## Given records:
_ _ _ _ _ _ _

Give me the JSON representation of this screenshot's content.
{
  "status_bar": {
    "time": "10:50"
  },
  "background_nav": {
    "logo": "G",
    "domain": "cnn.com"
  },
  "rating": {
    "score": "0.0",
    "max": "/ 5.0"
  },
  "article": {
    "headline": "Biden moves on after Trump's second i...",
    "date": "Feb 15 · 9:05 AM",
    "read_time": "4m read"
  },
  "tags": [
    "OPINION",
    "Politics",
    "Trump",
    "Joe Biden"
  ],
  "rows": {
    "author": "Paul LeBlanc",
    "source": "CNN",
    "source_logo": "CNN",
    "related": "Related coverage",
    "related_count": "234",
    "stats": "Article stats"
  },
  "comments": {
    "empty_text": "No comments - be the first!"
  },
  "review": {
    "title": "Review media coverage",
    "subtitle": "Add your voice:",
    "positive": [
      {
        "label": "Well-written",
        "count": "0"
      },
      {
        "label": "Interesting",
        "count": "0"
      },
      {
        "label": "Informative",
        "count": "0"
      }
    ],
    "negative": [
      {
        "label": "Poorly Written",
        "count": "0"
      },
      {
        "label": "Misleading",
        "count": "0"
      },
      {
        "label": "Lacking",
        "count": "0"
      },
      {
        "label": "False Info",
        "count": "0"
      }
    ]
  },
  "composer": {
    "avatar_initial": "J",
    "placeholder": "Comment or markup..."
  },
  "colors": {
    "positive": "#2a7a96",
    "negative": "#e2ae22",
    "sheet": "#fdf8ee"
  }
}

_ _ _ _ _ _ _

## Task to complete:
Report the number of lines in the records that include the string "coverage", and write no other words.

## Response for this exercise:
2